What's the forecast?
Before you head out the doors, check the weather forecast for the day. Make sure to pay particular attention to the wind and humidity. If it's dry, sunny, and windy out, it's a perfect storm to trigger your allergies. Pollen travels more easily under these conditions, so be prepared.
Check the pollen report
While you're checking out the weather, be sure to check the pollen forecast at the same time. If you know what pollen is most likely to trigger your allergies, figuring out when the season starts and checking the forecast accordingly will help you prevent flare ups. The forecast will tell you the most active allergens in your area and how prevalent they are for the day. We recommend checking out The Weather Network for the most accurate readings.
The weather outside is frightful, but you'll feel so delightful
If, on the other hand, the weather forecast predicts a rainy, cloudy and windless day, don't despair! This is the optimal time to avoid allergy triggers since pollen spread is minimal during these times. So grab your favorite umbrella and rain boots and embrace the day!
To minimize pollen exposure on those sunny windy days, make sure to wear sunglasses and a hat with a wide brim. This will reduce the amount of pollen that gets into your eyes and lower the change of triggering your allergies.
Speaking of water, one of the best ways to get rid of any excess pollen after being outdoors is washing it away. If you have chronic rhinitis cause by allergies, a sinus rinse can flush out any pollen stuck in your sinuses and help you breathe easier. Popular nasal irrigation methods such as the NetiPot are available in your local pharmacy. Make sure to always use products as directed by the manufacturer.
To help red and irritated eyes, use eye drops to help flush out any pollen. And to eliminate any pollen that may have stuck itself to your hair or skin, its a good idea to take a shower so the pollen doesn't concentrate on your pillow when you lie down and trigger your allergies more severely.
As a general rule, most pollen will rise in the morning and settle at night. As a result, pollen levels tend to be highest during the early morning and afternoon and a few hours after sunset, so its best to avoid being outdoors during these times. However, as most of Canada has experienced a late spring, tree pollen season and grass pollen season are overlapping. This means that if you experience grass allergies, you may want to avoid the afternoon as this is the time some grasses release their pollen. In general, its best plan any outdoor activity before sunrise or in the late afternoon to early evening to avoid pollen exposure.
Avoid yard work
Finally, a good reason to shirk your chores! Yard work such as mowing the lawn and leaf blowing can cause pollen that has settled on the ground to reenter the air and trigger your allergies. So leave this work for another day (or, if you really have to, make sure to wear a mask and goggles to avoid pollen entering your respiratory system.)

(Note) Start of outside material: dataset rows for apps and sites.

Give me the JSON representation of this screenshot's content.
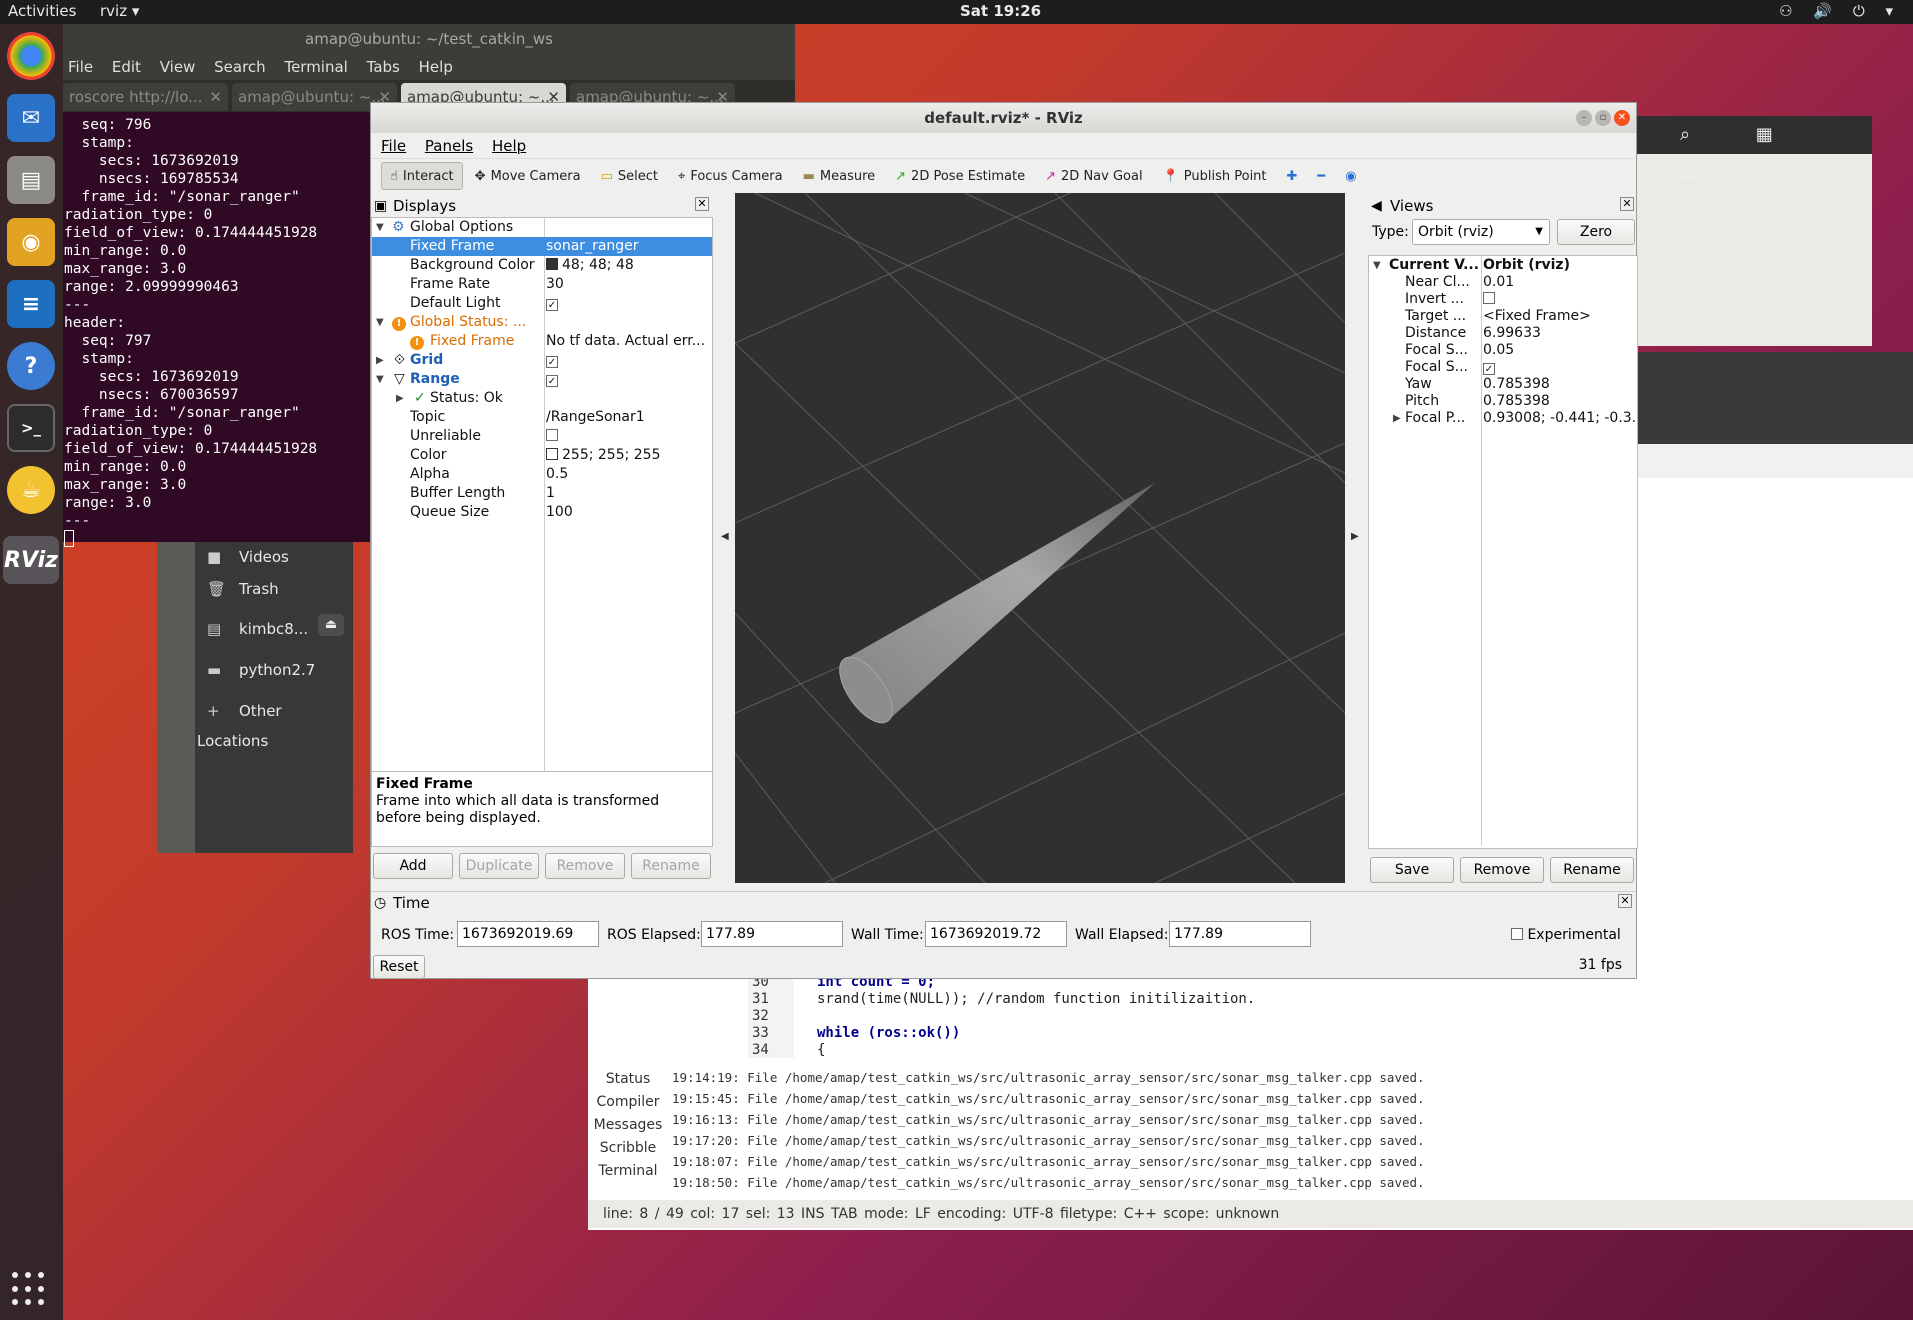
{
  "topbar": {
    "activities": "Activities",
    "app_menu": "rviz ▾",
    "clock": "Sat 19:26",
    "tray": "⚇ 🔊 ⏻ ▾"
  },
  "dock": {
    "icons": [
      "chrome-icon",
      "thunderbird-icon",
      "files-icon",
      "rhythmbox-icon",
      "writer-icon",
      "help-icon",
      "terminal-icon",
      "rostea-icon",
      "rviz-icon"
    ],
    "rviz_label": "RViz"
  },
  "terminal": {
    "title": "amap@ubuntu: ~/test_catkin_ws",
    "menu": [
      "File",
      "Edit",
      "View",
      "Search",
      "Terminal",
      "Tabs",
      "Help"
    ],
    "tabs": [
      "roscore http://lo...",
      "amap@ubuntu: ~...",
      "amap@ubuntu: ~...",
      "amap@ubuntu: ~..."
    ],
    "output": "  seq: 796\n  stamp:\n    secs: 1673692019\n    nsecs: 169785534\n  frame_id: \"/sonar_ranger\"\nradiation_type: 0\nfield_of_view: 0.174444451928\nmin_range: 0.0\nmax_range: 3.0\nrange: 2.09999990463\n---\nheader:\n  seq: 797\n  stamp:\n    secs: 1673692019\n    nsecs: 670036597\n  frame_id: \"/sonar_ranger\"\nradiation_type: 0\nfield_of_view: 0.174444451928\nmin_range: 0.0\nmax_range: 3.0\nrange: 3.0\n---"
  },
  "files": {
    "items": [
      {
        "icon": "■",
        "label": "Videos"
      },
      {
        "icon": "🗑",
        "label": "Trash"
      },
      {
        "icon": "▤",
        "label": "kimbc8..."
      },
      {
        "icon": "▬",
        "label": "python2.7"
      },
      {
        "icon": "+",
        "label": "Other Locations"
      }
    ]
  },
  "editor": {
    "lines": [
      {
        "num": "30",
        "code": "int count = 0;"
      },
      {
        "num": "31",
        "code": "srand(time(NULL)); //random function initilizaition."
      },
      {
        "num": "32",
        "code": ""
      },
      {
        "num": "33",
        "code": "while (ros::ok())"
      },
      {
        "num": "34",
        "code": "{"
      }
    ],
    "msg_tabs": [
      "Status",
      "Compiler",
      "Messages",
      "Scribble",
      "Terminal"
    ],
    "log": [
      "19:14:19: File /home/amap/test_catkin_ws/src/ultrasonic_array_sensor/src/sonar_msg_talker.cpp saved.",
      "19:15:45: File /home/amap/test_catkin_ws/src/ultrasonic_array_sensor/src/sonar_msg_talker.cpp saved.",
      "19:16:13: File /home/amap/test_catkin_ws/src/ultrasonic_array_sensor/src/sonar_msg_talker.cpp saved.",
      "19:17:20: File /home/amap/test_catkin_ws/src/ultrasonic_array_sensor/src/sonar_msg_talker.cpp saved.",
      "19:18:07: File /home/amap/test_catkin_ws/src/ultrasonic_array_sensor/src/sonar_msg_talker.cpp saved.",
      "19:18:50: File /home/amap/test_catkin_ws/src/ultrasonic_array_sensor/src/sonar_msg_talker.cpp saved."
    ],
    "status": "line: 8 / 49   col: 17     sel: 13  INS    TAB    mode: LF    encoding: UTF-8    filetype: C++    scope: unknown"
  },
  "rviz": {
    "title": "default.rviz* - RViz",
    "menu": [
      "File",
      "Panels",
      "Help"
    ],
    "tools": [
      {
        "icon": "☝",
        "label": "Interact",
        "active": true
      },
      {
        "icon": "✥",
        "label": "Move Camera"
      },
      {
        "icon": "▭",
        "label": "Select"
      },
      {
        "icon": "⌖",
        "label": "Focus Camera"
      },
      {
        "icon": "▬",
        "label": "Measure"
      },
      {
        "icon": "↗",
        "label": "2D Pose Estimate"
      },
      {
        "icon": "↗",
        "label": "2D Nav Goal"
      },
      {
        "icon": "📍",
        "label": "Publish Point"
      }
    ],
    "tool_extras": [
      "✚",
      "━",
      "◉"
    ],
    "displays": {
      "header": "Displays",
      "rows": [
        {
          "k": "Global Options",
          "v": ""
        },
        {
          "k": "Fixed Frame",
          "v": "sonar_ranger"
        },
        {
          "k": "Background Color",
          "v": "48; 48; 48"
        },
        {
          "k": "Frame Rate",
          "v": "30"
        },
        {
          "k": "Default Light",
          "v": "✓"
        },
        {
          "k": "Global Status: ...",
          "v": ""
        },
        {
          "k": "Fixed Frame",
          "v": "No tf data.  Actual err..."
        },
        {
          "k": "Grid",
          "v": "✓"
        },
        {
          "k": "Range",
          "v": "✓"
        },
        {
          "k": "Status: Ok",
          "v": ""
        },
        {
          "k": "Topic",
          "v": "/RangeSonar1"
        },
        {
          "k": "Unreliable",
          "v": ""
        },
        {
          "k": "Color",
          "v": "255; 255; 255"
        },
        {
          "k": "Alpha",
          "v": "0.5"
        },
        {
          "k": "Buffer Length",
          "v": "1"
        },
        {
          "k": "Queue Size",
          "v": "100"
        }
      ],
      "desc_title": "Fixed Frame",
      "desc_text": "Frame into which all data is transformed before being displayed.",
      "buttons": [
        "Add",
        "Duplicate",
        "Remove",
        "Rename"
      ]
    },
    "views": {
      "header": "Views",
      "type_label": "Type:",
      "type_value": "Orbit (rviz)",
      "zero": "Zero",
      "rows": [
        {
          "k": "Current V...",
          "v": "Orbit (rviz)"
        },
        {
          "k": "Near Cl...",
          "v": "0.01"
        },
        {
          "k": "Invert ...",
          "v": ""
        },
        {
          "k": "Target ...",
          "v": "<Fixed Frame>"
        },
        {
          "k": "Distance",
          "v": "6.99633"
        },
        {
          "k": "Focal S...",
          "v": "0.05"
        },
        {
          "k": "Focal S...",
          "v": "✓"
        },
        {
          "k": "Yaw",
          "v": "0.785398"
        },
        {
          "k": "Pitch",
          "v": "0.785398"
        },
        {
          "k": "Focal P...",
          "v": "0.93008; -0.441; -0.3..."
        }
      ],
      "buttons": [
        "Save",
        "Remove",
        "Rename"
      ]
    },
    "time": {
      "header": "Time",
      "ros_time_label": "ROS Time:",
      "ros_time": "1673692019.69",
      "ros_elapsed_label": "ROS Elapsed:",
      "ros_elapsed": "177.89",
      "wall_time_label": "Wall Time:",
      "wall_time": "1673692019.72",
      "wall_elapsed_label": "Wall Elapsed:",
      "wall_elapsed": "177.89",
      "experimental": "Experimental",
      "reset": "Reset",
      "fps": "31 fps"
    },
    "colors": {
      "background": "#303030",
      "selection": "#3d8ee0",
      "warning": "#f29111",
      "close": "#f4511e"
    }
  }
}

Prevent and treat
To prevent your flare-ups, certain allergy medications can be started in advance of allergy season (usually early March) to control your symptoms. Some medications are best taken just before heading outdoors. Nasal sprays can be effective as a back up medication in case of a flare up. In any event, make sure to consult with your healthcare professional to see what medications and routine will work best for you.
Don't let allergies hold you back from enjoying the weather. With a little bit of preparation, you too can enjoy the season without worry!
Allergy forecast 2019: What to expect from allergy season across Canada
Allergy Cosmos: Pollen Count
Yale Health: Allergy Tips
WebMD: Allergy Tips: Your Outdoor Exercise Checklist
Aerobiology Research Laboratories